[Task goal]
Search the records for "data" and copy each line that holds it.

------------

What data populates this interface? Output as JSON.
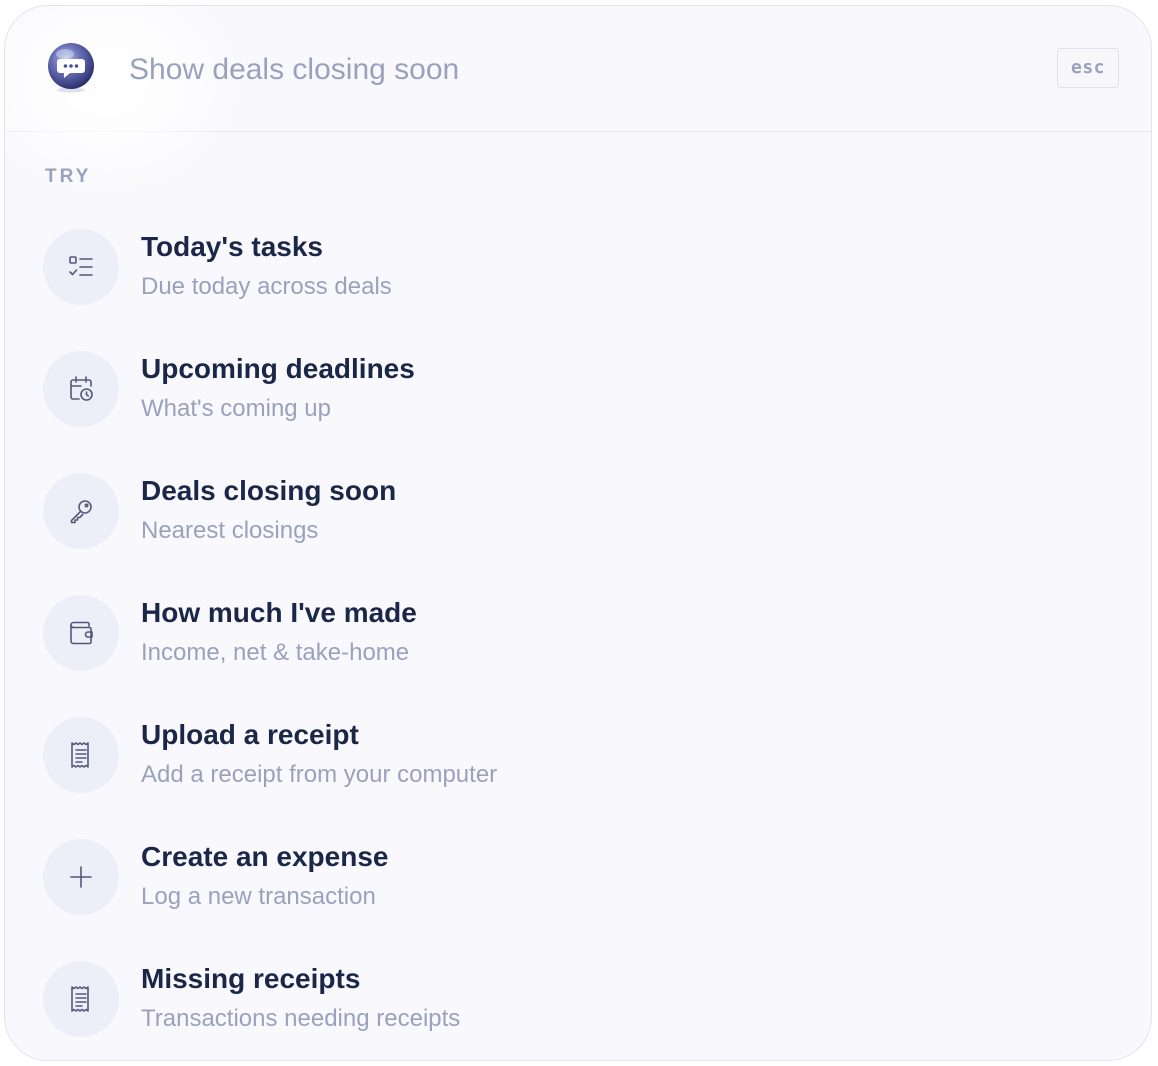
{
  "search": {
    "placeholder": "Show deals closing soon",
    "esc_label": "esc"
  },
  "section_label": "TRY",
  "suggestions": [
    {
      "title": "Today's tasks",
      "subtitle": "Due today across deals",
      "icon": "checklist-icon"
    },
    {
      "title": "Upcoming deadlines",
      "subtitle": "What's coming up",
      "icon": "calendar-clock-icon"
    },
    {
      "title": "Deals closing soon",
      "subtitle": "Nearest closings",
      "icon": "key-icon"
    },
    {
      "title": "How much I've made",
      "subtitle": "Income, net & take-home",
      "icon": "wallet-icon"
    },
    {
      "title": "Upload a receipt",
      "subtitle": "Add a receipt from your computer",
      "icon": "receipt-icon"
    },
    {
      "title": "Create an expense",
      "subtitle": "Log a new transaction",
      "icon": "plus-icon"
    },
    {
      "title": "Missing receipts",
      "subtitle": "Transactions needing receipts",
      "icon": "receipt-icon"
    }
  ],
  "colors": {
    "title": "#1b2748",
    "muted": "#9aa1bd",
    "icon_bg": "#eceef8",
    "panel_bg": "#f9f9fd"
  }
}
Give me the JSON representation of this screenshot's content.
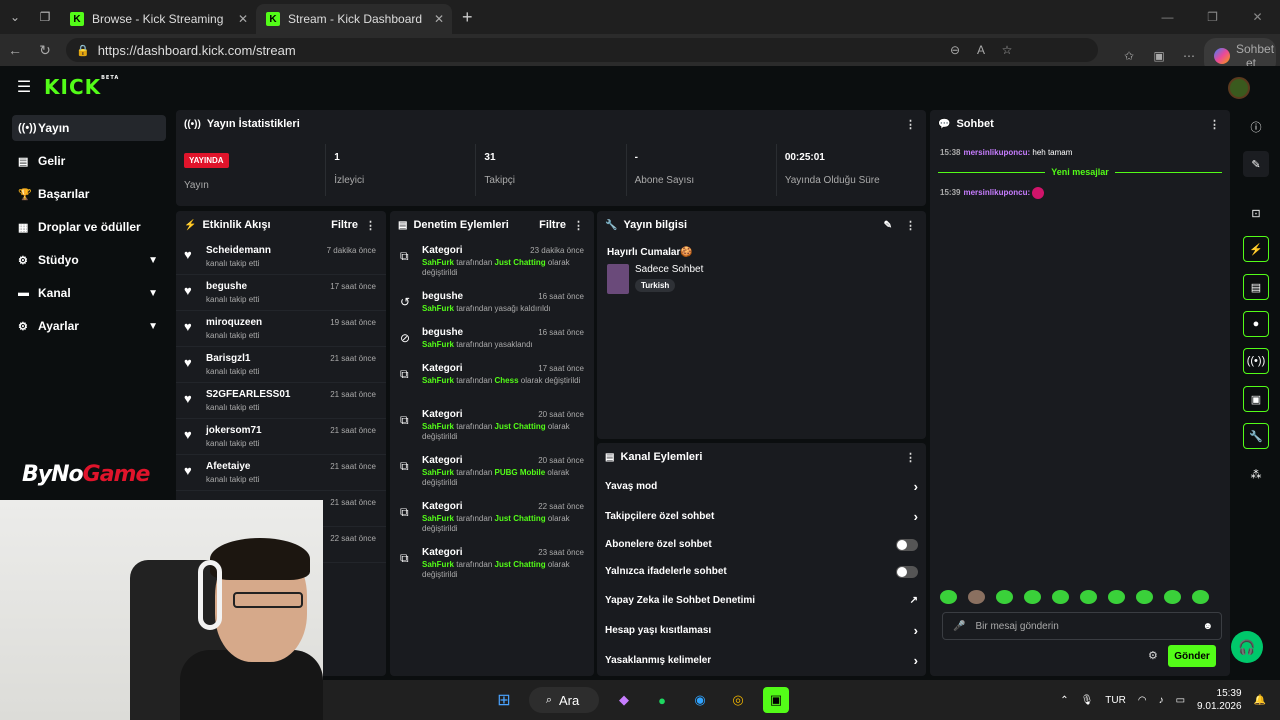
{
  "browser": {
    "tabs": [
      {
        "title": "Browse - Kick Streaming"
      },
      {
        "title": "Stream - Kick Dashboard"
      }
    ],
    "url": "https://dashboard.kick.com/stream",
    "copilot_label": "Sohbet et"
  },
  "header": {
    "logo": "KICK",
    "logo_badge": "BETA"
  },
  "sidebar": {
    "items": [
      {
        "label": "Yayın",
        "icon": "broadcast-icon"
      },
      {
        "label": "Gelir",
        "icon": "wallet-icon"
      },
      {
        "label": "Başarılar",
        "icon": "trophy-icon"
      },
      {
        "label": "Droplar ve ödüller",
        "icon": "gift-icon"
      },
      {
        "label": "Stüdyo",
        "icon": "gear-icon"
      },
      {
        "label": "Kanal",
        "icon": "channel-icon"
      },
      {
        "label": "Ayarlar",
        "icon": "settings-icon"
      }
    ]
  },
  "stats": {
    "title": "Yayın İstatistikleri",
    "items": [
      {
        "value": "YAYINDA",
        "label": "Yayın"
      },
      {
        "value": "1",
        "label": "İzleyici"
      },
      {
        "value": "31",
        "label": "Takipçi"
      },
      {
        "value": "-",
        "label": "Abone Sayısı"
      },
      {
        "value": "00:25:01",
        "label": "Yayında Olduğu Süre"
      }
    ]
  },
  "activity": {
    "title": "Etkinlik Akışı",
    "filter": "Filtre",
    "items": [
      {
        "name": "Scheidemann",
        "sub": "kanalı takip etti",
        "time": "7 dakika önce"
      },
      {
        "name": "begushe",
        "sub": "kanalı takip etti",
        "time": "17 saat önce"
      },
      {
        "name": "miroquzeen",
        "sub": "kanalı takip etti",
        "time": "19 saat önce"
      },
      {
        "name": "Barisgzl1",
        "sub": "kanalı takip etti",
        "time": "21 saat önce"
      },
      {
        "name": "S2GFEARLESS01",
        "sub": "kanalı takip etti",
        "time": "21 saat önce"
      },
      {
        "name": "jokersom71",
        "sub": "kanalı takip etti",
        "time": "21 saat önce"
      },
      {
        "name": "Afeetaiye",
        "sub": "kanalı takip etti",
        "time": "21 saat önce"
      }
    ],
    "extra_times": [
      "21 saat önce",
      "22 saat önce"
    ]
  },
  "moderation": {
    "title": "Denetim Eylemleri",
    "filter": "Filtre",
    "items": [
      {
        "name": "Kategori",
        "user": "SahFurk",
        "mid": "tarafından",
        "target": "Just Chatting",
        "rest": "olarak değiştirildi",
        "time": "23 dakika önce"
      },
      {
        "name": "begushe",
        "user": "SahFurk",
        "mid": "tarafından yasağı kaldırıldı",
        "target": "",
        "rest": "",
        "time": "16 saat önce"
      },
      {
        "name": "begushe",
        "user": "SahFurk",
        "mid": "tarafından yasaklandı",
        "target": "",
        "rest": "",
        "time": "16 saat önce"
      },
      {
        "name": "Kategori",
        "user": "SahFurk",
        "mid": "tarafından",
        "target": "Chess",
        "rest": "olarak değiştirildi",
        "time": "17 saat önce"
      },
      {
        "name": "Kategori",
        "user": "SahFurk",
        "mid": "tarafından",
        "target": "Just Chatting",
        "rest": "olarak değiştirildi",
        "time": "20 saat önce"
      },
      {
        "name": "Kategori",
        "user": "SahFurk",
        "mid": "tarafından",
        "target": "PUBG Mobile",
        "rest": "olarak değiştirildi",
        "time": "20 saat önce"
      },
      {
        "name": "Kategori",
        "user": "SahFurk",
        "mid": "tarafından",
        "target": "Just Chatting",
        "rest": "olarak değiştirildi",
        "time": "22 saat önce"
      },
      {
        "name": "Kategori",
        "user": "SahFurk",
        "mid": "tarafından",
        "target": "Just Chatting",
        "rest": "olarak değiştirildi",
        "time": "23 saat önce"
      }
    ]
  },
  "stream_info": {
    "title": "Yayın bilgisi",
    "stream_title": "Hayırlı Cumalar🍪",
    "category": "Sadece Sohbet",
    "tag": "Turkish"
  },
  "channel_actions": {
    "title": "Kanal Eylemleri",
    "items": [
      {
        "label": "Yavaş mod",
        "type": "arrow"
      },
      {
        "label": "Takipçilere özel sohbet",
        "type": "arrow"
      },
      {
        "label": "Abonelere özel sohbet",
        "type": "toggle"
      },
      {
        "label": "Yalnızca ifadelerle sohbet",
        "type": "toggle"
      },
      {
        "label": "Yapay Zeka ile Sohbet Denetimi",
        "type": "external"
      },
      {
        "label": "Hesap yaşı kısıtlaması",
        "type": "arrow"
      },
      {
        "label": "Yasaklanmış kelimeler",
        "type": "arrow"
      }
    ]
  },
  "chat": {
    "title": "Sohbet",
    "messages": [
      {
        "time": "15:38",
        "user": "mersinlikuponcu:",
        "text": "heh tamam"
      },
      {
        "time": "15:39",
        "user": "mersinlikuponcu:",
        "text": ""
      }
    ],
    "new_messages": "Yeni mesajlar",
    "placeholder": "Bir mesaj gönderin",
    "send": "Gönder"
  },
  "overlay": {
    "brand_a": "ByNo",
    "brand_b": "Game"
  },
  "taskbar": {
    "search": "Ara",
    "lang": "TUR",
    "time": "15:39",
    "date": "9.01.2026"
  },
  "colors": {
    "accent": "#53fc18",
    "live": "#e0142b",
    "panel": "#191b1f",
    "bg": "#0b0e0f"
  }
}
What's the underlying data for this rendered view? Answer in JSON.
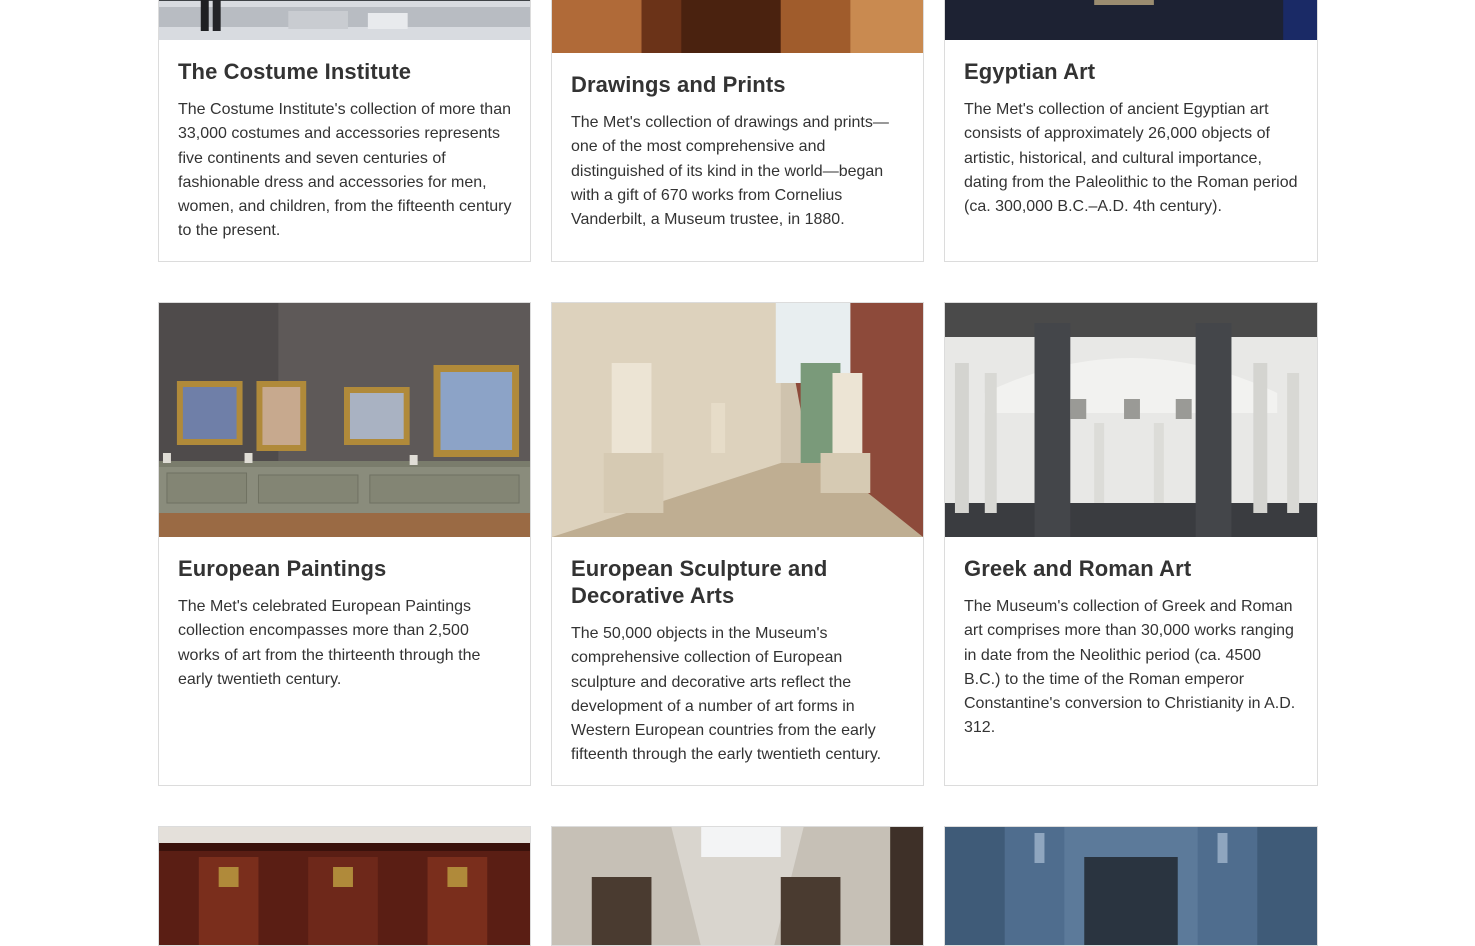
{
  "cards": [
    {
      "title": "The Costume Institute",
      "description": "The Costume Institute's collection of more than 33,000 costumes and accessories represents five continents and seven centuries of fashionable dress and accessories for men, women, and children, from the fifteenth century to the present."
    },
    {
      "title": "Drawings and Prints",
      "description": "The Met's collection of drawings and prints—one of the most comprehensive and distinguished of its kind in the world—began with a gift of 670 works from Cornelius Vanderbilt, a Museum trustee, in 1880."
    },
    {
      "title": "Egyptian Art",
      "description": "The Met's collection of ancient Egyptian art consists of approximately 26,000 objects of artistic, historical, and cultural importance, dating from the Paleolithic to the Roman period (ca. 300,000 B.C.–A.D. 4th century)."
    },
    {
      "title": "European Paintings",
      "description": "The Met's celebrated European Paintings collection encompasses more than 2,500 works of art from the thirteenth through the early twentieth century."
    },
    {
      "title": "European Sculpture and Decorative Arts",
      "description": "The 50,000 objects in the Museum's comprehensive collection of European sculpture and decorative arts reflect the development of a number of art forms in Western European countries from the early fifteenth through the early twentieth century."
    },
    {
      "title": "Greek and Roman Art",
      "description": "The Museum's collection of Greek and Roman art comprises more than 30,000 works ranging in date from the Neolithic period (ca. 4500 B.C.) to the time of the Roman emperor Constantine's conversion to Christianity in A.D. 312."
    }
  ]
}
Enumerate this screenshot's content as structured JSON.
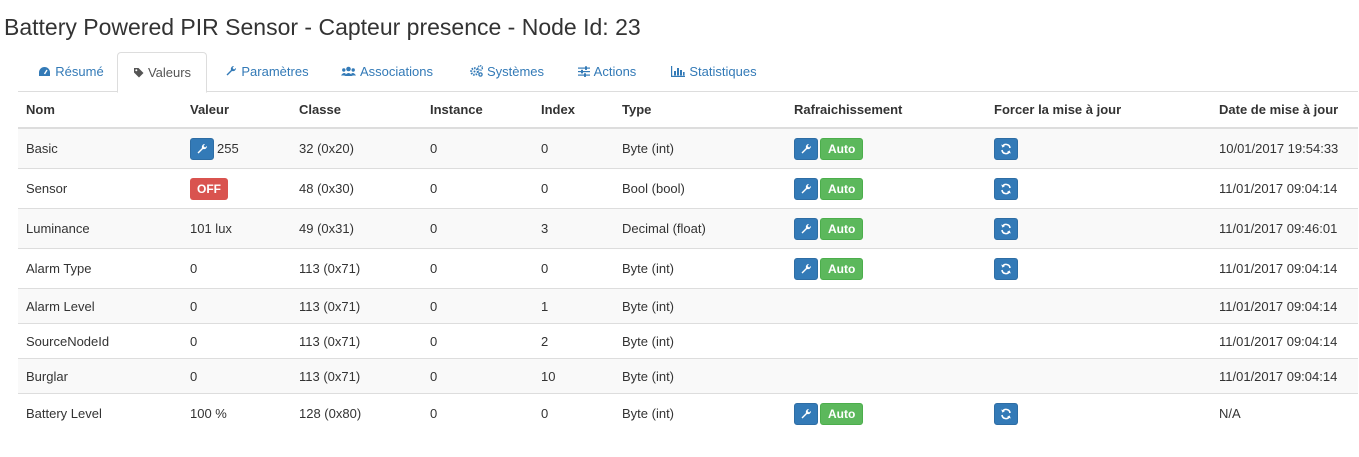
{
  "page_title": "Battery Powered PIR Sensor - Capteur presence - Node Id: 23",
  "tabs": [
    {
      "label": "Résumé",
      "icon": "dashboard-icon"
    },
    {
      "label": "Valeurs",
      "icon": "tag-icon",
      "active": true
    },
    {
      "label": "Paramètres",
      "icon": "wrench-icon"
    },
    {
      "label": "Associations",
      "icon": "users-icon"
    },
    {
      "label": "Systèmes",
      "icon": "cogs-icon"
    },
    {
      "label": "Actions",
      "icon": "sliders-icon"
    },
    {
      "label": "Statistiques",
      "icon": "bar-chart-icon"
    }
  ],
  "table": {
    "headers": [
      "Nom",
      "Valeur",
      "Classe",
      "Instance",
      "Index",
      "Type",
      "Rafraichissement",
      "Forcer la mise à jour",
      "Date de mise à jour"
    ],
    "auto_label": "Auto",
    "rows": [
      {
        "nom": "Basic",
        "valeur": "255",
        "valeur_has_wrench": true,
        "classe": "32 (0x20)",
        "instance": "0",
        "index": "0",
        "type": "Byte (int)",
        "refresh": true,
        "force": true,
        "date": "10/01/2017 19:54:33"
      },
      {
        "nom": "Sensor",
        "valeur": "OFF",
        "valeur_badge": true,
        "classe": "48 (0x30)",
        "instance": "0",
        "index": "0",
        "type": "Bool (bool)",
        "refresh": true,
        "force": true,
        "date": "11/01/2017 09:04:14"
      },
      {
        "nom": "Luminance",
        "valeur": "101 lux",
        "classe": "49 (0x31)",
        "instance": "0",
        "index": "3",
        "type": "Decimal (float)",
        "refresh": true,
        "force": true,
        "date": "11/01/2017 09:46:01"
      },
      {
        "nom": "Alarm Type",
        "valeur": "0",
        "classe": "113 (0x71)",
        "instance": "0",
        "index": "0",
        "type": "Byte (int)",
        "refresh": true,
        "force": true,
        "date": "11/01/2017 09:04:14"
      },
      {
        "nom": "Alarm Level",
        "valeur": "0",
        "classe": "113 (0x71)",
        "instance": "0",
        "index": "1",
        "type": "Byte (int)",
        "refresh": false,
        "force": false,
        "date": "11/01/2017 09:04:14"
      },
      {
        "nom": "SourceNodeId",
        "valeur": "0",
        "classe": "113 (0x71)",
        "instance": "0",
        "index": "2",
        "type": "Byte (int)",
        "refresh": false,
        "force": false,
        "date": "11/01/2017 09:04:14"
      },
      {
        "nom": "Burglar",
        "valeur": "0",
        "classe": "113 (0x71)",
        "instance": "0",
        "index": "10",
        "type": "Byte (int)",
        "refresh": false,
        "force": false,
        "date": "11/01/2017 09:04:14"
      },
      {
        "nom": "Battery Level",
        "valeur": "100 %",
        "classe": "128 (0x80)",
        "instance": "0",
        "index": "0",
        "type": "Byte (int)",
        "refresh": true,
        "force": true,
        "date": "N/A"
      }
    ]
  }
}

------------

[Exercise result]
What data populates this interface? Output as JSON.
What's the underlying data for this rendered view? Answer in JSON.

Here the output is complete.